Years later, while searching for emeralds in a Colombian mine, Adeler recalls the risk involved. “I have a fascination with visiting places that very few people are willing to venture,” he says. “In Colombia, I entered a mine that had an entrance only 6 feet tall by 4 feet wide. As I walked for a mile into the mountain, it was so dark, with only a single lightbulb every 50 feet. I could feel the heat of the rock, and water poured onto the pathway, sometimes coming up to my knees.”
Those experiences are extraordinary, of course, and, whether it’s a journey to Palawan or China for pearls or Italy for gold, Adeler often recounts them to clients. “It transforms the transaction into an adventure, instead of [designing and selling] a beautiful emerald ring. It’s an incredible gift to be able to do this.”

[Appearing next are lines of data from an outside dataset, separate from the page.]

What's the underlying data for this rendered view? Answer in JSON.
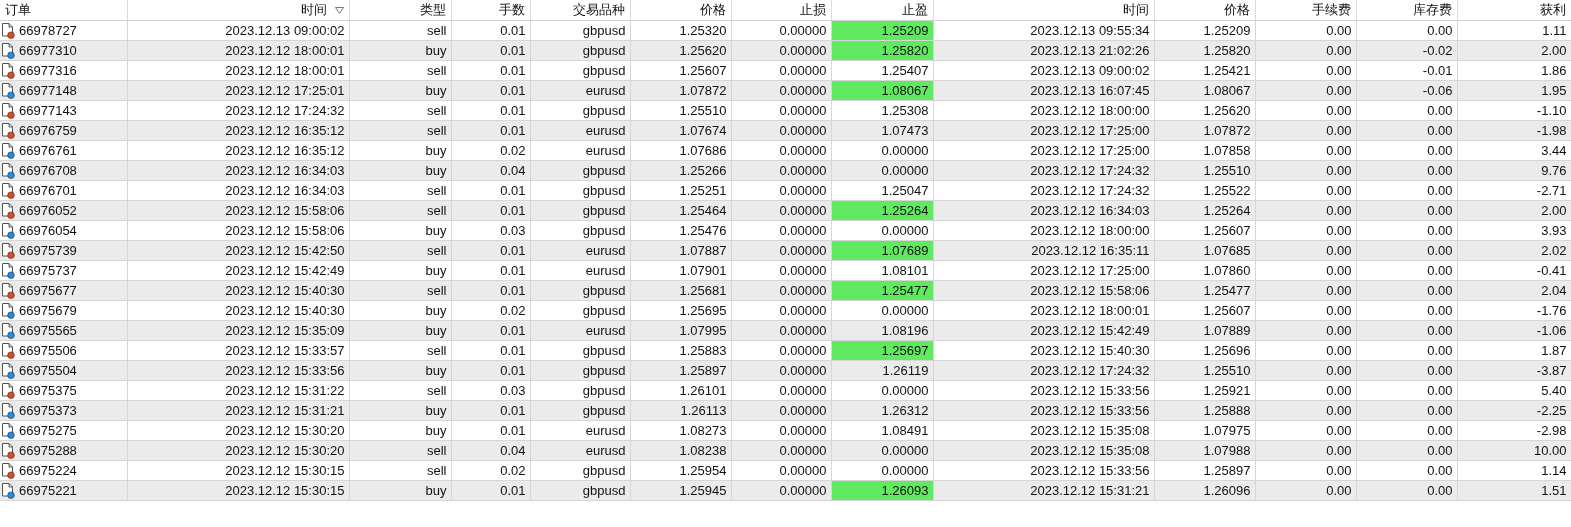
{
  "table": {
    "columns": [
      {
        "label": "订单",
        "sorted": false
      },
      {
        "label": "时间",
        "sorted": true
      },
      {
        "label": "类型",
        "sorted": false
      },
      {
        "label": "手数",
        "sorted": false
      },
      {
        "label": "交易品种",
        "sorted": false
      },
      {
        "label": "价格",
        "sorted": false
      },
      {
        "label": "止损",
        "sorted": false
      },
      {
        "label": "止盈",
        "sorted": false
      },
      {
        "label": "时间",
        "sorted": false
      },
      {
        "label": "价格",
        "sorted": false
      },
      {
        "label": "手续费",
        "sorted": false
      },
      {
        "label": "库存费",
        "sorted": false
      },
      {
        "label": "获利",
        "sorted": false
      }
    ],
    "rows": [
      {
        "kind": "sell",
        "tp_hit": true,
        "cells": [
          "66978727",
          "2023.12.13 09:00:02",
          "sell",
          "0.01",
          "gbpusd",
          "1.25320",
          "0.00000",
          "1.25209",
          "2023.12.13 09:55:34",
          "1.25209",
          "0.00",
          "0.00",
          "1.11"
        ]
      },
      {
        "kind": "buy",
        "tp_hit": true,
        "cells": [
          "66977310",
          "2023.12.12 18:00:01",
          "buy",
          "0.01",
          "gbpusd",
          "1.25620",
          "0.00000",
          "1.25820",
          "2023.12.13 21:02:26",
          "1.25820",
          "0.00",
          "-0.02",
          "2.00"
        ]
      },
      {
        "kind": "sell",
        "tp_hit": false,
        "cells": [
          "66977316",
          "2023.12.12 18:00:01",
          "sell",
          "0.01",
          "gbpusd",
          "1.25607",
          "0.00000",
          "1.25407",
          "2023.12.13 09:00:02",
          "1.25421",
          "0.00",
          "-0.01",
          "1.86"
        ]
      },
      {
        "kind": "buy",
        "tp_hit": true,
        "cells": [
          "66977148",
          "2023.12.12 17:25:01",
          "buy",
          "0.01",
          "eurusd",
          "1.07872",
          "0.00000",
          "1.08067",
          "2023.12.13 16:07:45",
          "1.08067",
          "0.00",
          "-0.06",
          "1.95"
        ]
      },
      {
        "kind": "sell",
        "tp_hit": false,
        "cells": [
          "66977143",
          "2023.12.12 17:24:32",
          "sell",
          "0.01",
          "gbpusd",
          "1.25510",
          "0.00000",
          "1.25308",
          "2023.12.12 18:00:00",
          "1.25620",
          "0.00",
          "0.00",
          "-1.10"
        ]
      },
      {
        "kind": "sell",
        "tp_hit": false,
        "cells": [
          "66976759",
          "2023.12.12 16:35:12",
          "sell",
          "0.01",
          "eurusd",
          "1.07674",
          "0.00000",
          "1.07473",
          "2023.12.12 17:25:00",
          "1.07872",
          "0.00",
          "0.00",
          "-1.98"
        ]
      },
      {
        "kind": "buy",
        "tp_hit": false,
        "cells": [
          "66976761",
          "2023.12.12 16:35:12",
          "buy",
          "0.02",
          "eurusd",
          "1.07686",
          "0.00000",
          "0.00000",
          "2023.12.12 17:25:00",
          "1.07858",
          "0.00",
          "0.00",
          "3.44"
        ]
      },
      {
        "kind": "buy",
        "tp_hit": false,
        "cells": [
          "66976708",
          "2023.12.12 16:34:03",
          "buy",
          "0.04",
          "gbpusd",
          "1.25266",
          "0.00000",
          "0.00000",
          "2023.12.12 17:24:32",
          "1.25510",
          "0.00",
          "0.00",
          "9.76"
        ]
      },
      {
        "kind": "sell",
        "tp_hit": false,
        "cells": [
          "66976701",
          "2023.12.12 16:34:03",
          "sell",
          "0.01",
          "gbpusd",
          "1.25251",
          "0.00000",
          "1.25047",
          "2023.12.12 17:24:32",
          "1.25522",
          "0.00",
          "0.00",
          "-2.71"
        ]
      },
      {
        "kind": "sell",
        "tp_hit": true,
        "cells": [
          "66976052",
          "2023.12.12 15:58:06",
          "sell",
          "0.01",
          "gbpusd",
          "1.25464",
          "0.00000",
          "1.25264",
          "2023.12.12 16:34:03",
          "1.25264",
          "0.00",
          "0.00",
          "2.00"
        ]
      },
      {
        "kind": "buy",
        "tp_hit": false,
        "cells": [
          "66976054",
          "2023.12.12 15:58:06",
          "buy",
          "0.03",
          "gbpusd",
          "1.25476",
          "0.00000",
          "0.00000",
          "2023.12.12 18:00:00",
          "1.25607",
          "0.00",
          "0.00",
          "3.93"
        ]
      },
      {
        "kind": "sell",
        "tp_hit": true,
        "cells": [
          "66975739",
          "2023.12.12 15:42:50",
          "sell",
          "0.01",
          "eurusd",
          "1.07887",
          "0.00000",
          "1.07689",
          "2023.12.12 16:35:11",
          "1.07685",
          "0.00",
          "0.00",
          "2.02"
        ]
      },
      {
        "kind": "buy",
        "tp_hit": false,
        "cells": [
          "66975737",
          "2023.12.12 15:42:49",
          "buy",
          "0.01",
          "eurusd",
          "1.07901",
          "0.00000",
          "1.08101",
          "2023.12.12 17:25:00",
          "1.07860",
          "0.00",
          "0.00",
          "-0.41"
        ]
      },
      {
        "kind": "sell",
        "tp_hit": true,
        "cells": [
          "66975677",
          "2023.12.12 15:40:30",
          "sell",
          "0.01",
          "gbpusd",
          "1.25681",
          "0.00000",
          "1.25477",
          "2023.12.12 15:58:06",
          "1.25477",
          "0.00",
          "0.00",
          "2.04"
        ]
      },
      {
        "kind": "buy",
        "tp_hit": false,
        "cells": [
          "66975679",
          "2023.12.12 15:40:30",
          "buy",
          "0.02",
          "gbpusd",
          "1.25695",
          "0.00000",
          "0.00000",
          "2023.12.12 18:00:01",
          "1.25607",
          "0.00",
          "0.00",
          "-1.76"
        ]
      },
      {
        "kind": "buy",
        "tp_hit": false,
        "cells": [
          "66975565",
          "2023.12.12 15:35:09",
          "buy",
          "0.01",
          "eurusd",
          "1.07995",
          "0.00000",
          "1.08196",
          "2023.12.12 15:42:49",
          "1.07889",
          "0.00",
          "0.00",
          "-1.06"
        ]
      },
      {
        "kind": "sell",
        "tp_hit": true,
        "cells": [
          "66975506",
          "2023.12.12 15:33:57",
          "sell",
          "0.01",
          "gbpusd",
          "1.25883",
          "0.00000",
          "1.25697",
          "2023.12.12 15:40:30",
          "1.25696",
          "0.00",
          "0.00",
          "1.87"
        ]
      },
      {
        "kind": "buy",
        "tp_hit": false,
        "cells": [
          "66975504",
          "2023.12.12 15:33:56",
          "buy",
          "0.01",
          "gbpusd",
          "1.25897",
          "0.00000",
          "1.26119",
          "2023.12.12 17:24:32",
          "1.25510",
          "0.00",
          "0.00",
          "-3.87"
        ]
      },
      {
        "kind": "sell",
        "tp_hit": false,
        "cells": [
          "66975375",
          "2023.12.12 15:31:22",
          "sell",
          "0.03",
          "gbpusd",
          "1.26101",
          "0.00000",
          "0.00000",
          "2023.12.12 15:33:56",
          "1.25921",
          "0.00",
          "0.00",
          "5.40"
        ]
      },
      {
        "kind": "buy",
        "tp_hit": false,
        "cells": [
          "66975373",
          "2023.12.12 15:31:21",
          "buy",
          "0.01",
          "gbpusd",
          "1.26113",
          "0.00000",
          "1.26312",
          "2023.12.12 15:33:56",
          "1.25888",
          "0.00",
          "0.00",
          "-2.25"
        ]
      },
      {
        "kind": "buy",
        "tp_hit": false,
        "cells": [
          "66975275",
          "2023.12.12 15:30:20",
          "buy",
          "0.01",
          "eurusd",
          "1.08273",
          "0.00000",
          "1.08491",
          "2023.12.12 15:35:08",
          "1.07975",
          "0.00",
          "0.00",
          "-2.98"
        ]
      },
      {
        "kind": "sell",
        "tp_hit": false,
        "cells": [
          "66975288",
          "2023.12.12 15:30:20",
          "sell",
          "0.04",
          "eurusd",
          "1.08238",
          "0.00000",
          "0.00000",
          "2023.12.12 15:35:08",
          "1.07988",
          "0.00",
          "0.00",
          "10.00"
        ]
      },
      {
        "kind": "sell",
        "tp_hit": false,
        "cells": [
          "66975224",
          "2023.12.12 15:30:15",
          "sell",
          "0.02",
          "gbpusd",
          "1.25954",
          "0.00000",
          "0.00000",
          "2023.12.12 15:33:56",
          "1.25897",
          "0.00",
          "0.00",
          "1.14"
        ]
      },
      {
        "kind": "buy",
        "tp_hit": true,
        "cells": [
          "66975221",
          "2023.12.12 15:30:15",
          "buy",
          "0.01",
          "gbpusd",
          "1.25945",
          "0.00000",
          "1.26093",
          "2023.12.12 15:31:21",
          "1.26096",
          "0.00",
          "0.00",
          "1.51"
        ]
      }
    ]
  }
}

Adeler also traversed choppy water upon a Paspaley yacht to witness what the company’s divers go through every day to harvest Australia’s South Sea pearls. “They start before dawn and cover every square inch of their bodies to ensure they don’t get stung by a man-of-war—the water is filled with them, not to mention sharks,” says Adeler. “And they do this every single morning. The pearl that my customer holds was likely touched by 360 humans before it was harvested. Every single day, the boats go out, and these divers flip the oysters—hundreds of times over three years—to get a perfectly round shape instead of a teardrop. It’s remarkable.”
Does he ever travel only for pleasure? “It’s all pleasure,” he says. “The essence of travel also is the discovery of kindness. You might encounter 10 different cultures worldwide in a single year, and all are the same: People crave kindness, friends, good food and drink—and peace.”